And there are still a lot of people at ILM who I read about in books growing up, which is surreal. When we did the Rogue One VFX special for Nightline, I was like a kid in a candy store. Interviewing people like Russell Paul, Mike Jutan, John Levin, Landis Fields, Nigel Sumner, Paul Giacoppo, Hal Hickel (who lived in my hometown of Riverside until he was 10) and John Knoll was beyond cool. But you ask me for a real geek-out moment; I’d have to go with Dennis Muren. I saw him standing with his wife by themselves at the Rogue One premiere, and I shot right toward him like a groupie. I’m sure I was a blubbering idiot, but man, that guy has a hand in a stupid-crazy amount of iconic images and innovations in so many films.  It was a real treat to meet him.

Covering the Saga: Clayton Sandell, Part 2

With Rian Johnson…
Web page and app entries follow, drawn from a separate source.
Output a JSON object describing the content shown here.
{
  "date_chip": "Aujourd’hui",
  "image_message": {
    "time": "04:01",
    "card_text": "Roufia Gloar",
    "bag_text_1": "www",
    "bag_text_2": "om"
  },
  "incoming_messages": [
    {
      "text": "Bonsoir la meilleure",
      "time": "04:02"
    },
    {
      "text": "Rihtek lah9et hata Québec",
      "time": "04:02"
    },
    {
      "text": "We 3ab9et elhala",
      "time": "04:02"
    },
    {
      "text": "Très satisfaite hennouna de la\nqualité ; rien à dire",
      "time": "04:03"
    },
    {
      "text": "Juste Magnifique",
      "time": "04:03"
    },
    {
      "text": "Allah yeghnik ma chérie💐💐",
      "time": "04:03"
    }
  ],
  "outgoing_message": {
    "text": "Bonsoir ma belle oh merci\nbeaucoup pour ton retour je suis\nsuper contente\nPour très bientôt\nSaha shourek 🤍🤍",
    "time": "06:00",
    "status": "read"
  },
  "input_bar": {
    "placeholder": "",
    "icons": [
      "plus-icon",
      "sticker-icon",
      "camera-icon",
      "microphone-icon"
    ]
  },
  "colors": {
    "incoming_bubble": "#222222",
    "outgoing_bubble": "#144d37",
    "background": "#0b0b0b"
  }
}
Interviewing the cast of Rogue One at Lucasfilm was a highlight. They are all such gracious and charming people. But yeah, Mark Hamill really ranks up there as one of the biggest, most nerve-racking interviews. I mean, he’s been Luke Skywalker to me since I was FOUR years old! I’d met him once before, but this was the first time I’d interviewed him. It’s tough. He’s a hero to me. But my journalist-instinct is to try to pull him off script a bit, away from the stories and anecdotes he’s told before in junkets and on the red carpet, and that can be really difficult. Sitting him down with his wife and daughter for an interview was really special, because he doesn’t do many (if any) TV interviews with them, and we didn’t really talk a lot of Star Wars. We talked about family, about traveling the world together, and about Carrie. I think the end result was a really sincere, unique conversation.

Rian is someone that I’m just completely in awe of as a storyteller, and he’s always just the nicest dude. I first met him in 2016, backstage at Star Wars Celebration London. I was so grateful he joined us for “The Force of Sound” interview, and for the supportive Tweets once it came out. He and I are about the same age and have a few common interests, like our mutual love for They Might Be Giants, so it’s always a treat to chat with him. But what so impresses me about Rian is how engaging he is with fans on Twitter, even ones who don’t have nice things to say. This guy could have made his film and ridden a dewback into the twin sunset to the sound of box office cash registers breaking from overuse, and ignored anyone with a crossword. But the fact that he seems to get (at least some) enjoyment out of the contentious fandom-back-and-forth, and never seems bitter about it, makes him worthy of sainthood. We’ve never had a Star Wars director who engages fans on this level, and it’s truly special. I hope he never gets burned out by it.

How do you maintain composure when you interview someone you really admire?

Breathe. Just… breathe.


Thank you Clayton! MTFBWY…. JB